Ruth Buzzi’s Old Lady offered an extreme example of wrinkled stockings, but even small wrinkles in compression stockings can be very uncomfortable. We often have customers tell us that their compression stockings hurt – that wrinkles in the fabric are digging into their skin. This is usually a problem with the size of the stocking and/or the type of fabric. If sized correctly, and knit from the right type of yarns for your condition, compression socks should not be painful, and there should not be wrinkles in the fabric.
Eliminating wrinkles can be a matter of putting the socks on correctly or finding the correct size. Check the list below to figure out why your compression socks have wrinkles, and what you can do to get rid of them. Whatever you do – don’t give up on wearing compression – once you find the right style and size, the medical benefits will far outweigh the effort spent hunting for the best sock.
- Did you smooth out the stockings with the palms of your hands? Sometimes it can be difficult to get compression stockings on your leg properly. You might think you’re done once you pull the sock over your foot and up to its proper place on your leg, but it’s very important to run your hands over the entire stocking to make sure the fabric is straight, and there are no wrinkles or bunching of the fabric. Wearing a pair of rubber donning gloves will make this job much easier. Donning gloves give you get a better grip on the fabric and ensure the stocking is evenly distributed from your toes to the top of the stockings. Need more instruction? You can find tons of videos online that demonstrate the best way to put compression socks on – like this one.

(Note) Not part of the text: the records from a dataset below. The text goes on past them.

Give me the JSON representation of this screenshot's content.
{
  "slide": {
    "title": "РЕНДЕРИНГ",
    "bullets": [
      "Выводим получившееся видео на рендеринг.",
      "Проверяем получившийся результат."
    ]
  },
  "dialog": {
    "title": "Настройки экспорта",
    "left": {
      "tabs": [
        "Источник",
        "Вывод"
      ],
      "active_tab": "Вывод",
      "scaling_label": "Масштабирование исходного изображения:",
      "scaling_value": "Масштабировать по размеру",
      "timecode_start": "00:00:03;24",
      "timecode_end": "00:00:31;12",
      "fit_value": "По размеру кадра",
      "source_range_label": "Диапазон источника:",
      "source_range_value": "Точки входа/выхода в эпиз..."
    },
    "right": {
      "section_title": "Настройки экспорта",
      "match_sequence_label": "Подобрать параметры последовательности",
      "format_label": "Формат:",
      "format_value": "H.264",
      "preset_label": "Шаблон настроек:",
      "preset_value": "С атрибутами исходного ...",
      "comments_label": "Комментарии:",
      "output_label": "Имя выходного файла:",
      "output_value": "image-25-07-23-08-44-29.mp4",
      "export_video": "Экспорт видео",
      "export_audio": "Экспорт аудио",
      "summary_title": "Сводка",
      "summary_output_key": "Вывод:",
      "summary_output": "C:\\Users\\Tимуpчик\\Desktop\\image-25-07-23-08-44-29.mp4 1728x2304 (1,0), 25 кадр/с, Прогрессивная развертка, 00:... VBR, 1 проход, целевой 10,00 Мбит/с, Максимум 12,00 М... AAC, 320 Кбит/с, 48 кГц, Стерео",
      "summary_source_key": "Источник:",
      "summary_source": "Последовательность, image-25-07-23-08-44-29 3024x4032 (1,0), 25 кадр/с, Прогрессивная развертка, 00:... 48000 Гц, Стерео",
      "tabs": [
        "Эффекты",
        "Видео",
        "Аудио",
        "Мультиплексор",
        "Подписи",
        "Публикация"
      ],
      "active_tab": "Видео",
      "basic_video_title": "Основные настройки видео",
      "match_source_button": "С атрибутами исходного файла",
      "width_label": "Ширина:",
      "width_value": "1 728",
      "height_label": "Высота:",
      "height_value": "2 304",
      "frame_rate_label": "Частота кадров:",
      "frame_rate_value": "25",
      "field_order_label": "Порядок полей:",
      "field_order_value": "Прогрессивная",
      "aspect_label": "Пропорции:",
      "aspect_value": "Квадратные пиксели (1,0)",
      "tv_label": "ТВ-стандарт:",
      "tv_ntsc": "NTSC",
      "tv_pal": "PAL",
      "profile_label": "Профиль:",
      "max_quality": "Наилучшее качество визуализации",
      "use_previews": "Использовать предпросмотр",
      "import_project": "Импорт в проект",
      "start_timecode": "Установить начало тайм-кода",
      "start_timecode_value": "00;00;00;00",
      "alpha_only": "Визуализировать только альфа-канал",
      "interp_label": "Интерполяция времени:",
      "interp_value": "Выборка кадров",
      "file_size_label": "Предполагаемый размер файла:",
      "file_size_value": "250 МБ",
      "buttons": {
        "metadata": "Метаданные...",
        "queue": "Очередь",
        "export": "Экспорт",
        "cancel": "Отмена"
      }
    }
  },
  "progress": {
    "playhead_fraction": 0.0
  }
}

- If you have the stocking on correctly, and still see wrinkles around your ankles, the stocking is probably too large for your leg. Too much fabric will cause wrinkles at the ankle, or behind the knee for thigh highs and pantyhose. Check these two measurements to see if you’re in the correct size:
Length: First, check the length of the stocking. Many companies offer short or petite sizing, in addition to regular lengths, so you can get the perfect fit. For example, Juzo Soft Knee Highs come in three different lengths: Regular, Short and Petite. Measure from the floor to just below the crease behind your knee and compare your length to the size chart. In this Juzo sock, a Regular length fits a lower leg length from 15.75″ to 18.25″. The Short is for 13″ – 15.75″ and the Petite fits lower legs less than 13″ in length. Thigh highs and pantyhose also come in different lengths. For these styles, measure your leg from the floor to the crease of your buttocks. For most brands, over 28” is a regular length, and under 28” is a short. (Hint – If the knee high stockings you’re looking at don’t offer a length option, they are regular length only. Your leg should measure 15″ or longer. If your lower leg is shorter than 15″, look for a stocking available in a short length.)
Circumference: If you have wrinkles at the ankle and length is not a problem, you still may be in the wrong size. Most compression stockings are sized by ankle circumference, and the extra fabric at the ankle could be caused by an incorrect circumference measurement. Remember to measure your legs first thing in the morning, and measure the narrowest part of your ankle, right above the bone. As the day wears on, your legs will swell – giving you an incorrect measurement in the afternoon or evening. Correct measurements are the key to comfortably fitting compression garments.
- Lastly, you need to confirm that you’re in the best fabric for your condition. If you swell during the day, and have a good deal of soft, fleshy tissue on your legs, you may not be able to wear sheer fabrics. Sheers don’t offer enough containment for the swelling. Generally, the thicker the fabric, the better it is at containing swelling. “Surgical” weight or opaque fabrics are the strongest and provide the most containment. Try Allegro Surgical Weight or Juzo Dynamic Varin. Remember, the level of containment of a fabric has nothing to do with compression level. Always stick to the compression level your doctor recommended, but try different fabrics to find the right strength and containment your condition.
Finding the right size and style of stocking for your legs can be a trying task, but it’s worth it! Customers write to us every day with stories about how compression garments have made a huge positive impact on their lives. Ask a medical provider or a friend to help you measure your leg, so you have the correct measurements from the start. Our certified fitters are available to consult on sizing, style, and fabric choices Monday through Friday from 9am-6pm, ET at 1-877-545-8585 – so never hesitate to call and speak with us.